> **TASK GOAL**: Exact copies of all entries are needed. Pictures are to be left out.

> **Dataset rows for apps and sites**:
-=-=-=-=-

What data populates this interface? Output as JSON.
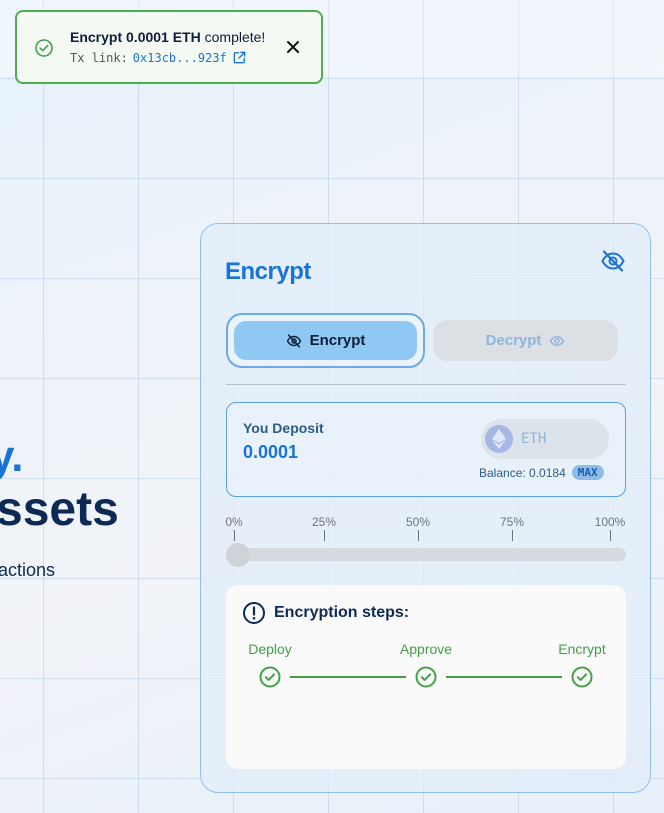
{
  "toast": {
    "title_bold": "Encrypt 0.0001 ETH",
    "title_rest": " complete!",
    "link_label": "Tx link:",
    "link_hash": "0x13cb...923f"
  },
  "hero": {
    "line1": "y.",
    "line2": "ssets",
    "subtitle": "actions"
  },
  "card": {
    "title": "Encrypt",
    "tabs": {
      "encrypt": "Encrypt",
      "decrypt": "Decrypt"
    },
    "deposit": {
      "label": "You Deposit",
      "value": "0.0001",
      "token": "ETH",
      "balance": "Balance: 0.0184",
      "max": "MAX"
    },
    "slider": {
      "ticks": [
        "0%",
        "25%",
        "50%",
        "75%",
        "100%"
      ],
      "value_percent": 0
    },
    "steps": {
      "title": "Encryption steps:",
      "items": [
        "Deploy",
        "Approve",
        "Encrypt"
      ]
    }
  },
  "colors": {
    "accent": "#1a73d9",
    "success": "#43a047",
    "navy": "#0d2a55"
  },
  "icons": [
    "check-circle-icon",
    "external-link-icon",
    "close-icon",
    "eye-off-icon",
    "eye-icon",
    "eth-icon",
    "info-icon"
  ]
}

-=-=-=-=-

> **RESPONSE BOX**:
What data populates this interface? Output as JSON.
{
  "toast": {
    "title_bold": "Encrypt 0.0001 ETH",
    "title_rest": " complete!",
    "link_label": "Tx link:",
    "link_hash": "0x13cb...923f"
  },
  "hero": {
    "line1": "y.",
    "line2": "ssets",
    "subtitle": "actions"
  },
  "card": {
    "title": "Encrypt",
    "tabs": {
      "encrypt": "Encrypt",
      "decrypt": "Decrypt"
    },
    "deposit": {
      "label": "You Deposit",
      "value": "0.0001",
      "token": "ETH",
      "balance": "Balance: 0.0184",
      "max": "MAX"
    },
    "slider": {
      "ticks": [
        "0%",
        "25%",
        "50%",
        "75%",
        "100%"
      ],
      "value_percent": 0
    },
    "steps": {
      "title": "Encryption steps:",
      "items": [
        "Deploy",
        "Approve",
        "Encrypt"
      ]
    }
  },
  "colors": {
    "accent": "#1a73d9",
    "success": "#43a047",
    "navy": "#0d2a55"
  },
  "icons": [
    "check-circle-icon",
    "external-link-icon",
    "close-icon",
    "eye-off-icon",
    "eye-icon",
    "eth-icon",
    "info-icon"
  ]
}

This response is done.